Until a few days ago I really believed in the Lincoln city government. Sure, we all know federal government is broken, but it seemed to me that local government was different: a collaboration among citizens, working together to solve problems.

Until a few days ago, I did not learn the lesson that the SWAT team had tried to teach me in Wilderness Park. I persisted in believing that governments protect human rights. Because of this belief, I volunteered in local political campaigns. I testified in city council meetings when I felt I had valuable perspective on an issue. I joined coalitions of other citizens. I thought local government valued our voices.

I am embarrassed at how badly I misunderstood. In truth, city government sees my friends as enemy combatants. It sees Lincoln neighborhoods as, to use the word of the Secretary of Defense, a “battlespace.” When criticized, it responds with simple violence. My government sees my political thought as a hostile ideology to crush. It sees racial justice as a threat to order.

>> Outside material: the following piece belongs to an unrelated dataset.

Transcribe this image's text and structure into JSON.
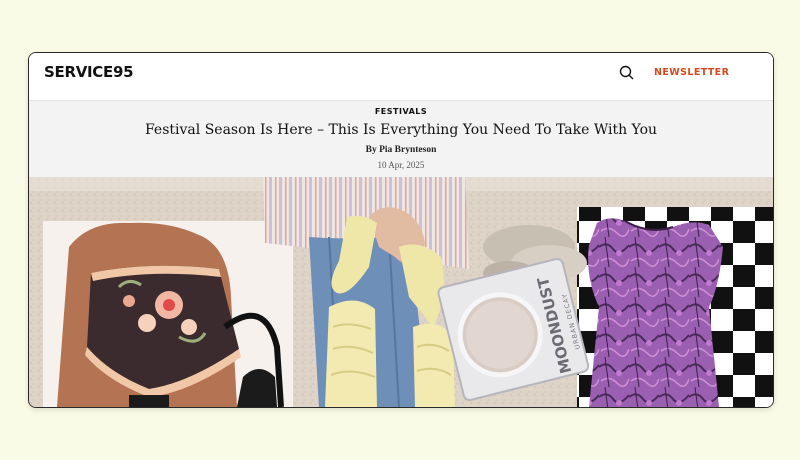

I am feeling deeply betrayed. I don’t know who I am becoming. Perhaps my political opinions will become the hostile ideology that my government fears. What I am now seeing and feeling for the first time is something people of color have long known. I feel foolish for my previous lack of understanding. I don’t yet know how I will change to accommodate the fact that I am my government’s enemy.